__Task__. All entries shown below should be duplicated character for character.

__Data__.

=======

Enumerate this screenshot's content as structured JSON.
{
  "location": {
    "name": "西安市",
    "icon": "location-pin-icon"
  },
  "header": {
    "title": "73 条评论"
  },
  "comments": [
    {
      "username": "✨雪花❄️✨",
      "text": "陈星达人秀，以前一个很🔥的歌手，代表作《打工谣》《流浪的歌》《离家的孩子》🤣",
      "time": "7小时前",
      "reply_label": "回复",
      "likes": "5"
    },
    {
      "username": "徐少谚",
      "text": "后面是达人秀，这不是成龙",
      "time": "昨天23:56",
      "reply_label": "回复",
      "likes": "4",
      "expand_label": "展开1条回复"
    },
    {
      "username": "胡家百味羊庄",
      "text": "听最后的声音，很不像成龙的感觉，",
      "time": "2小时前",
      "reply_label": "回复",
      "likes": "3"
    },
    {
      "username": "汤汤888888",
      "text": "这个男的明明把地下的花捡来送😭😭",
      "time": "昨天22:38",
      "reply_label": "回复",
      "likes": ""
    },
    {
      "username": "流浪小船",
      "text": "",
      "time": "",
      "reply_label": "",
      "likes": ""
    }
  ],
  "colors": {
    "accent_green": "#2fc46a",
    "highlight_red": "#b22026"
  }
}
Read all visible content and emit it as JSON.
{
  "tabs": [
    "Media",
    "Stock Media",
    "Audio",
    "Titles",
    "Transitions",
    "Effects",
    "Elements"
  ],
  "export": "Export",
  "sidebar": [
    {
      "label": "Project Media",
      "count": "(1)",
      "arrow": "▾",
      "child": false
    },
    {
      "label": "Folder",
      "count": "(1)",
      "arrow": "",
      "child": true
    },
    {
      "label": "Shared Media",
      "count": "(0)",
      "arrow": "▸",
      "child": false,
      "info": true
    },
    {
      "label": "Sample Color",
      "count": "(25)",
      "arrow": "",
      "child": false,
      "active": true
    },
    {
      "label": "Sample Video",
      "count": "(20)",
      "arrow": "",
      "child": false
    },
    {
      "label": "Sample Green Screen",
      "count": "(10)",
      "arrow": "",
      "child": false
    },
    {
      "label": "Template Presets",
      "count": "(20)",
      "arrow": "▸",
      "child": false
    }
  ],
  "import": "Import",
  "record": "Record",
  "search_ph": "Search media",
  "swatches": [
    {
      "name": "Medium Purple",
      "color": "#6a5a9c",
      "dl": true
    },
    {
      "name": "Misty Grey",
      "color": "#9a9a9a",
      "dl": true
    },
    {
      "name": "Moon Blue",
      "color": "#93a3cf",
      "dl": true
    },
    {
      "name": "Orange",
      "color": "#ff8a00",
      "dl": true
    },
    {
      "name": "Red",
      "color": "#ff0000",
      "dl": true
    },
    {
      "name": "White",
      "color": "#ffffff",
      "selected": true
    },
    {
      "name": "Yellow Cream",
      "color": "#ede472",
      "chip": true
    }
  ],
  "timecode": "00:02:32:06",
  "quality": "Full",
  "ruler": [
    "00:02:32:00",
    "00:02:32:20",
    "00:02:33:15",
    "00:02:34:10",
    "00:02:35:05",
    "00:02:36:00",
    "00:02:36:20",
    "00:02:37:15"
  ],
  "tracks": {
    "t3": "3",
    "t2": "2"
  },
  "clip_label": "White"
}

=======

__Result__.
Enumerate this screenshot's content as structured JSON.
{
  "location": {
    "name": "西安市",
    "icon": "location-pin-icon"
  },
  "header": {
    "title": "73 条评论"
  },
  "comments": [
    {
      "username": "✨雪花❄️✨",
      "text": "陈星达人秀，以前一个很🔥的歌手，代表作《打工谣》《流浪的歌》《离家的孩子》🤣",
      "time": "7小时前",
      "reply_label": "回复",
      "likes": "5"
    },
    {
      "username": "徐少谚",
      "text": "后面是达人秀，这不是成龙",
      "time": "昨天23:56",
      "reply_label": "回复",
      "likes": "4",
      "expand_label": "展开1条回复"
    },
    {
      "username": "胡家百味羊庄",
      "text": "听最后的声音，很不像成龙的感觉，",
      "time": "2小时前",
      "reply_label": "回复",
      "likes": "3"
    },
    {
      "username": "汤汤888888",
      "text": "这个男的明明把地下的花捡来送😭😭",
      "time": "昨天22:38",
      "reply_label": "回复",
      "likes": ""
    },
    {
      "username": "流浪小船",
      "text": "",
      "time": "",
      "reply_label": "",
      "likes": ""
    }
  ],
  "colors": {
    "accent_green": "#2fc46a",
    "highlight_red": "#b22026"
  }
}
Read all visible content and emit it as JSON.
{
  "tabs": [
    "Media",
    "Stock Media",
    "Audio",
    "Titles",
    "Transitions",
    "Effects",
    "Elements"
  ],
  "export": "Export",
  "sidebar": [
    {
      "label": "Project Media",
      "count": "(1)",
      "arrow": "▾",
      "child": false
    },
    {
      "label": "Folder",
      "count": "(1)",
      "arrow": "",
      "child": true
    },
    {
      "label": "Shared Media",
      "count": "(0)",
      "arrow": "▸",
      "child": false,
      "info": true
    },
    {
      "label": "Sample Color",
      "count": "(25)",
      "arrow": "",
      "child": false,
      "active": true
    },
    {
      "label": "Sample Video",
      "count": "(20)",
      "arrow": "",
      "child": false
    },
    {
      "label": "Sample Green Screen",
      "count": "(10)",
      "arrow": "",
      "child": false
    },
    {
      "label": "Template Presets",
      "count": "(20)",
      "arrow": "▸",
      "child": false
    }
  ],
  "import": "Import",
  "record": "Record",
  "search_ph": "Search media",
  "swatches": [
    {
      "name": "Medium Purple",
      "color": "#6a5a9c",
      "dl": true
    },
    {
      "name": "Misty Grey",
      "color": "#9a9a9a",
      "dl": true
    },
    {
      "name": "Moon Blue",
      "color": "#93a3cf",
      "dl": true
    },
    {
      "name": "Orange",
      "color": "#ff8a00",
      "dl": true
    },
    {
      "name": "Red",
      "color": "#ff0000",
      "dl": true
    },
    {
      "name": "White",
      "color": "#ffffff",
      "selected": true
    },
    {
      "name": "Yellow Cream",
      "color": "#ede472",
      "chip": true
    }
  ],
  "timecode": "00:02:32:06",
  "quality": "Full",
  "ruler": [
    "00:02:32:00",
    "00:02:32:20",
    "00:02:33:15",
    "00:02:34:10",
    "00:02:35:05",
    "00:02:36:00",
    "00:02:36:20",
    "00:02:37:15"
  ],
  "tracks": {
    "t3": "3",
    "t2": "2"
  },
  "clip_label": "White"
}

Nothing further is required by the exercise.